Work task:
How many lines of the records hold the string "title"? Reply with the number alone.

(App and web page records)

-- -- --

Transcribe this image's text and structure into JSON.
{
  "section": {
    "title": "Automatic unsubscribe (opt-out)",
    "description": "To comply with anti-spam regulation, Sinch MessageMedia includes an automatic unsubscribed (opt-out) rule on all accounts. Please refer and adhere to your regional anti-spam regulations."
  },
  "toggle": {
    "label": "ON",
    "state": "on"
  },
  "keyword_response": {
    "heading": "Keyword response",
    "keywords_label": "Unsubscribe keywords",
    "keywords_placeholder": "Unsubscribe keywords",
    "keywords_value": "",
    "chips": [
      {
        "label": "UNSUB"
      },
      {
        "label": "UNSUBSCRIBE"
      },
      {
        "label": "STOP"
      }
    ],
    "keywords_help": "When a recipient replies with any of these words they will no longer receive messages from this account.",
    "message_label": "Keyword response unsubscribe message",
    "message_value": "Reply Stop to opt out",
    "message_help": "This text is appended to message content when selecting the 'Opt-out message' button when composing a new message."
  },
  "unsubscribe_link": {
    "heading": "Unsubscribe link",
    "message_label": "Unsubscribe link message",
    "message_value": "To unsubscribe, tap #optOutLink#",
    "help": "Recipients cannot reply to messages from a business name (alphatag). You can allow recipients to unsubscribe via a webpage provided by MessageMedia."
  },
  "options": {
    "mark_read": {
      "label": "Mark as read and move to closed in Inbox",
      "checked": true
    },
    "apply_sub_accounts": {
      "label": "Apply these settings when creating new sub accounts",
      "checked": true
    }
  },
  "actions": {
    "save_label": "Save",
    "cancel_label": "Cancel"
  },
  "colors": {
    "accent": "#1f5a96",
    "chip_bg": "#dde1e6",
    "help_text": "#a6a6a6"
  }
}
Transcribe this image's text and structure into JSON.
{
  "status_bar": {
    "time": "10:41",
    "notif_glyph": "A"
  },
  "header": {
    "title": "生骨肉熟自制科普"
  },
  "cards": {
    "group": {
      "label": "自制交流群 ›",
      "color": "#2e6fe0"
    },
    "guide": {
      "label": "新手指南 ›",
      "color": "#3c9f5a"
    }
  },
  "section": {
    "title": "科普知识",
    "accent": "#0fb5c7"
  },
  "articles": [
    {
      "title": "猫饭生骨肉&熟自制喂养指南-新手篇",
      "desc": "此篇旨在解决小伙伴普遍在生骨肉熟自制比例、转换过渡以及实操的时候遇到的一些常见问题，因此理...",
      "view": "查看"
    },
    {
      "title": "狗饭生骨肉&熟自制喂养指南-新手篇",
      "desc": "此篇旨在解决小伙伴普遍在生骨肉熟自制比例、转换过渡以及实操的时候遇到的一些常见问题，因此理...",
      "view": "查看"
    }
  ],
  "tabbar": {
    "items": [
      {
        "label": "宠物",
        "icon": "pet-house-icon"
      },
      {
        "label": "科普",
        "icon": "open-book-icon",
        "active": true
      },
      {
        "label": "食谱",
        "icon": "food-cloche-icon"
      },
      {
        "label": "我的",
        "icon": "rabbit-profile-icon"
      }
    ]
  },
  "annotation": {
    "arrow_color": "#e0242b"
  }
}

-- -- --

Answer to this exercise:
5